(Dataset rows describing interfaces)
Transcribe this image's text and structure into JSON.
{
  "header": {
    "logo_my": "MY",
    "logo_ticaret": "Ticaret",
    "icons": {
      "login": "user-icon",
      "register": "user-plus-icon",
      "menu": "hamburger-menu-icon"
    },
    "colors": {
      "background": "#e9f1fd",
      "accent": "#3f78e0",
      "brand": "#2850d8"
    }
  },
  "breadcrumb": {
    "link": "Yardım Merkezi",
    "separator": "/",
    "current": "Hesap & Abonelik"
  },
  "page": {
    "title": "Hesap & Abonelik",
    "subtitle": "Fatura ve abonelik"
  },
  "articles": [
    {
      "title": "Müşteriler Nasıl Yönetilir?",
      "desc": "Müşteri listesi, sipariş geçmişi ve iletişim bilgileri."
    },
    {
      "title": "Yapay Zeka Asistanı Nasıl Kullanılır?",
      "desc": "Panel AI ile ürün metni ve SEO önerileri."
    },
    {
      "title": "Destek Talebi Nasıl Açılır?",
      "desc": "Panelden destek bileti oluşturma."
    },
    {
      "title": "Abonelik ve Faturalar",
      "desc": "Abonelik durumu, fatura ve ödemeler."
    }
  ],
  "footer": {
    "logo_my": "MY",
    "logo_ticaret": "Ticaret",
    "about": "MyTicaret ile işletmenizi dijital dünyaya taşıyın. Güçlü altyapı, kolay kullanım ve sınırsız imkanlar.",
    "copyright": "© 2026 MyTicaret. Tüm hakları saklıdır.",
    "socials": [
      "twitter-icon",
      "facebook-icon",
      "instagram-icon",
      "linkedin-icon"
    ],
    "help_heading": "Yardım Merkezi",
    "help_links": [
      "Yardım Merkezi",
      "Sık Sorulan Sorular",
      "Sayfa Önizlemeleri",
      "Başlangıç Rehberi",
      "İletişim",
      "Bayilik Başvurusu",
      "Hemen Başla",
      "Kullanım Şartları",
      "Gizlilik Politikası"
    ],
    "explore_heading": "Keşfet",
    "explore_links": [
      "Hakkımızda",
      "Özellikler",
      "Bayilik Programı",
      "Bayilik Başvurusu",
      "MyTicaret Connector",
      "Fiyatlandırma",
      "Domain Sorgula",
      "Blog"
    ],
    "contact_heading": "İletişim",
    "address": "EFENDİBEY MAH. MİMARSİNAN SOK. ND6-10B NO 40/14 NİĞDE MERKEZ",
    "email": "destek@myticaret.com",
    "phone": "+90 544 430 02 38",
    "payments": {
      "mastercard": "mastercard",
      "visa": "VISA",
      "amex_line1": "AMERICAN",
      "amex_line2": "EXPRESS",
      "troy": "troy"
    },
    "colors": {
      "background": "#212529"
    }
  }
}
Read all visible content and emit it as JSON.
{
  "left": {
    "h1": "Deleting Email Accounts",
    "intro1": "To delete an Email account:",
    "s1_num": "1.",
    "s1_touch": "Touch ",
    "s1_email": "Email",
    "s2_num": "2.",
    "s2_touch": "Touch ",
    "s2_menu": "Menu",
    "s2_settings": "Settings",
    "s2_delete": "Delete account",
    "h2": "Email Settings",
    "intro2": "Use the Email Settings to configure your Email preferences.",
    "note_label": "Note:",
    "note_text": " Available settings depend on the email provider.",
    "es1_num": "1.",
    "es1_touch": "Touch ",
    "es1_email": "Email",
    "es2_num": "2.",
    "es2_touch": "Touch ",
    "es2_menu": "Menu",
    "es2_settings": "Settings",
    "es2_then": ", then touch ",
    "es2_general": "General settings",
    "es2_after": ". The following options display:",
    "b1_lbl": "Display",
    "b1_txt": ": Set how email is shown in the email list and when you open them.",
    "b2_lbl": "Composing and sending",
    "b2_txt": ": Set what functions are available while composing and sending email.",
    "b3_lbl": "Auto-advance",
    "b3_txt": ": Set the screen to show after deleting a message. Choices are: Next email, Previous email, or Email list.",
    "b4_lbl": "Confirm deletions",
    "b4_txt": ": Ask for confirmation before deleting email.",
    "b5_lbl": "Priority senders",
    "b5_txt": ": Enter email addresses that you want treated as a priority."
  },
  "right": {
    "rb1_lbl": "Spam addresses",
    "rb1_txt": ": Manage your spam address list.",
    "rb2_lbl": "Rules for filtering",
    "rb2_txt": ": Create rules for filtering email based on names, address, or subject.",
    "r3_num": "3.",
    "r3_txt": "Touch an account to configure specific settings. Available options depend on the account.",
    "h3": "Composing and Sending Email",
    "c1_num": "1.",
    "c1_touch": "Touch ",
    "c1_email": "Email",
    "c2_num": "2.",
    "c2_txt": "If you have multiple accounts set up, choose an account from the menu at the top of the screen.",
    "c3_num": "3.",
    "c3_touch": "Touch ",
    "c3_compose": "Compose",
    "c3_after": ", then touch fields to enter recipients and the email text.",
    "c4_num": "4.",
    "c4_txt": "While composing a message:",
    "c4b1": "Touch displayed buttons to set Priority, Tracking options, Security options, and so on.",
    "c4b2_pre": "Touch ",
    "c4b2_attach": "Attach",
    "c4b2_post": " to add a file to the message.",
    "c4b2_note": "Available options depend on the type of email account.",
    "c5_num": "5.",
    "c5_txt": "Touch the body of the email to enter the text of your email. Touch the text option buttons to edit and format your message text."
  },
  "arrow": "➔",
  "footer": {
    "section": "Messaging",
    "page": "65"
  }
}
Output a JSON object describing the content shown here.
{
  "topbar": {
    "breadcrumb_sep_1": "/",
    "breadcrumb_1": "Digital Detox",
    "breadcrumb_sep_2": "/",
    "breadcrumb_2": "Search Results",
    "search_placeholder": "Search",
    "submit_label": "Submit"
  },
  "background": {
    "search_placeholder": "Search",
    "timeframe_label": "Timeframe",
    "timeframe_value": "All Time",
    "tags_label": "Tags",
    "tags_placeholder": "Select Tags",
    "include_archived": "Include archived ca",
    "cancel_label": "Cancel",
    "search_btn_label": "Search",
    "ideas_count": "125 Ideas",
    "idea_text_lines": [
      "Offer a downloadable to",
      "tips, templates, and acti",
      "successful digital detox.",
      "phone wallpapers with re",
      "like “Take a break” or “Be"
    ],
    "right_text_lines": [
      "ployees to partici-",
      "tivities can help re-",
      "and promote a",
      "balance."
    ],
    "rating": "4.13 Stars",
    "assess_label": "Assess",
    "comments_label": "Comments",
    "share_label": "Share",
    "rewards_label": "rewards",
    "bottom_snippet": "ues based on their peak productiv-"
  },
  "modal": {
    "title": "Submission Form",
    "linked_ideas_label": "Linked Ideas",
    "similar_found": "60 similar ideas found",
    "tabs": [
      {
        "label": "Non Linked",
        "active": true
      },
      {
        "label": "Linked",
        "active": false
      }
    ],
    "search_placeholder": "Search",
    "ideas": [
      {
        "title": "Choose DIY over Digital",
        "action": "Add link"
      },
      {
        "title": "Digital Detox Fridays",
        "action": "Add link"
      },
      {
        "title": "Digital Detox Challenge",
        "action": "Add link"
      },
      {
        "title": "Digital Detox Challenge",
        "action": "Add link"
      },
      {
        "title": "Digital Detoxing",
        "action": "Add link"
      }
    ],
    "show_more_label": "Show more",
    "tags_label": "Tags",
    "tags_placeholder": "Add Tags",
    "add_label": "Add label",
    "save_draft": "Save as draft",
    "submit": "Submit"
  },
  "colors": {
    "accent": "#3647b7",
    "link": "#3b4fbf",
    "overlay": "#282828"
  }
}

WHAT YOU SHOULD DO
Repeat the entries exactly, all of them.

ANSWER SPACE
Transcribe this image's text and structure into JSON.
{
  "header": {
    "logo_my": "MY",
    "logo_ticaret": "Ticaret",
    "icons": {
      "login": "user-icon",
      "register": "user-plus-icon",
      "menu": "hamburger-menu-icon"
    },
    "colors": {
      "background": "#e9f1fd",
      "accent": "#3f78e0",
      "brand": "#2850d8"
    }
  },
  "breadcrumb": {
    "link": "Yardım Merkezi",
    "separator": "/",
    "current": "Hesap & Abonelik"
  },
  "page": {
    "title": "Hesap & Abonelik",
    "subtitle": "Fatura ve abonelik"
  },
  "articles": [
    {
      "title": "Müşteriler Nasıl Yönetilir?",
      "desc": "Müşteri listesi, sipariş geçmişi ve iletişim bilgileri."
    },
    {
      "title": "Yapay Zeka Asistanı Nasıl Kullanılır?",
      "desc": "Panel AI ile ürün metni ve SEO önerileri."
    },
    {
      "title": "Destek Talebi Nasıl Açılır?",
      "desc": "Panelden destek bileti oluşturma."
    },
    {
      "title": "Abonelik ve Faturalar",
      "desc": "Abonelik durumu, fatura ve ödemeler."
    }
  ],
  "footer": {
    "logo_my": "MY",
    "logo_ticaret": "Ticaret",
    "about": "MyTicaret ile işletmenizi dijital dünyaya taşıyın. Güçlü altyapı, kolay kullanım ve sınırsız imkanlar.",
    "copyright": "© 2026 MyTicaret. Tüm hakları saklıdır.",
    "socials": [
      "twitter-icon",
      "facebook-icon",
      "instagram-icon",
      "linkedin-icon"
    ],
    "help_heading": "Yardım Merkezi",
    "help_links": [
      "Yardım Merkezi",
      "Sık Sorulan Sorular",
      "Sayfa Önizlemeleri",
      "Başlangıç Rehberi",
      "İletişim",
      "Bayilik Başvurusu",
      "Hemen Başla",
      "Kullanım Şartları",
      "Gizlilik Politikası"
    ],
    "explore_heading": "Keşfet",
    "explore_links": [
      "Hakkımızda",
      "Özellikler",
      "Bayilik Programı",
      "Bayilik Başvurusu",
      "MyTicaret Connector",
      "Fiyatlandırma",
      "Domain Sorgula",
      "Blog"
    ],
    "contact_heading": "İletişim",
    "address": "EFENDİBEY MAH. MİMARSİNAN SOK. ND6-10B NO 40/14 NİĞDE MERKEZ",
    "email": "destek@myticaret.com",
    "phone": "+90 544 430 02 38",
    "payments": {
      "mastercard": "mastercard",
      "visa": "VISA",
      "amex_line1": "AMERICAN",
      "amex_line2": "EXPRESS",
      "troy": "troy"
    },
    "colors": {
      "background": "#212529"
    }
  }
}
Read all visible content and emit it as JSON.
{
  "left": {
    "h1": "Deleting Email Accounts",
    "intro1": "To delete an Email account:",
    "s1_num": "1.",
    "s1_touch": "Touch ",
    "s1_email": "Email",
    "s2_num": "2.",
    "s2_touch": "Touch ",
    "s2_menu": "Menu",
    "s2_settings": "Settings",
    "s2_delete": "Delete account",
    "h2": "Email Settings",
    "intro2": "Use the Email Settings to configure your Email preferences.",
    "note_label": "Note:",
    "note_text": " Available settings depend on the email provider.",
    "es1_num": "1.",
    "es1_touch": "Touch ",
    "es1_email": "Email",
    "es2_num": "2.",
    "es2_touch": "Touch ",
    "es2_menu": "Menu",
    "es2_settings": "Settings",
    "es2_then": ", then touch ",
    "es2_general": "General settings",
    "es2_after": ". The following options display:",
    "b1_lbl": "Display",
    "b1_txt": ": Set how email is shown in the email list and when you open them.",
    "b2_lbl": "Composing and sending",
    "b2_txt": ": Set what functions are available while composing and sending email.",
    "b3_lbl": "Auto-advance",
    "b3_txt": ": Set the screen to show after deleting a message. Choices are: Next email, Previous email, or Email list.",
    "b4_lbl": "Confirm deletions",
    "b4_txt": ": Ask for confirmation before deleting email.",
    "b5_lbl": "Priority senders",
    "b5_txt": ": Enter email addresses that you want treated as a priority."
  },
  "right": {
    "rb1_lbl": "Spam addresses",
    "rb1_txt": ": Manage your spam address list.",
    "rb2_lbl": "Rules for filtering",
    "rb2_txt": ": Create rules for filtering email based on names, address, or subject.",
    "r3_num": "3.",
    "r3_txt": "Touch an account to configure specific settings. Available options depend on the account.",
    "h3": "Composing and Sending Email",
    "c1_num": "1.",
    "c1_touch": "Touch ",
    "c1_email": "Email",
    "c2_num": "2.",
    "c2_txt": "If you have multiple accounts set up, choose an account from the menu at the top of the screen.",
    "c3_num": "3.",
    "c3_touch": "Touch ",
    "c3_compose": "Compose",
    "c3_after": ", then touch fields to enter recipients and the email text.",
    "c4_num": "4.",
    "c4_txt": "While composing a message:",
    "c4b1": "Touch displayed buttons to set Priority, Tracking options, Security options, and so on.",
    "c4b2_pre": "Touch ",
    "c4b2_attach": "Attach",
    "c4b2_post": " to add a file to the message.",
    "c4b2_note": "Available options depend on the type of email account.",
    "c5_num": "5.",
    "c5_txt": "Touch the body of the email to enter the text of your email. Touch the text option buttons to edit and format your message text."
  },
  "arrow": "➔",
  "footer": {
    "section": "Messaging",
    "page": "65"
  }
}
Output a JSON object describing the content shown here.
{
  "topbar": {
    "breadcrumb_sep_1": "/",
    "breadcrumb_1": "Digital Detox",
    "breadcrumb_sep_2": "/",
    "breadcrumb_2": "Search Results",
    "search_placeholder": "Search",
    "submit_label": "Submit"
  },
  "background": {
    "search_placeholder": "Search",
    "timeframe_label": "Timeframe",
    "timeframe_value": "All Time",
    "tags_label": "Tags",
    "tags_placeholder": "Select Tags",
    "include_archived": "Include archived ca",
    "cancel_label": "Cancel",
    "search_btn_label": "Search",
    "ideas_count": "125 Ideas",
    "idea_text_lines": [
      "Offer a downloadable to",
      "tips, templates, and acti",
      "successful digital detox.",
      "phone wallpapers with re",
      "like “Take a break” or “Be"
    ],
    "right_text_lines": [
      "ployees to partici-",
      "tivities can help re-",
      "and promote a",
      "balance."
    ],
    "rating": "4.13 Stars",
    "assess_label": "Assess",
    "comments_label": "Comments",
    "share_label": "Share",
    "rewards_label": "rewards",
    "bottom_snippet": "ues based on their peak productiv-"
  },
  "modal": {
    "title": "Submission Form",
    "linked_ideas_label": "Linked Ideas",
    "similar_found": "60 similar ideas found",
    "tabs": [
      {
        "label": "Non Linked",
        "active": true
      },
      {
        "label": "Linked",
        "active": false
      }
    ],
    "search_placeholder": "Search",
    "ideas": [
      {
        "title": "Choose DIY over Digital",
        "action": "Add link"
      },
      {
        "title": "Digital Detox Fridays",
        "action": "Add link"
      },
      {
        "title": "Digital Detox Challenge",
        "action": "Add link"
      },
      {
        "title": "Digital Detox Challenge",
        "action": "Add link"
      },
      {
        "title": "Digital Detoxing",
        "action": "Add link"
      }
    ],
    "show_more_label": "Show more",
    "tags_label": "Tags",
    "tags_placeholder": "Add Tags",
    "add_label": "Add label",
    "save_draft": "Save as draft",
    "submit": "Submit"
  },
  "colors": {
    "accent": "#3647b7",
    "link": "#3b4fbf",
    "overlay": "#282828"
  }
}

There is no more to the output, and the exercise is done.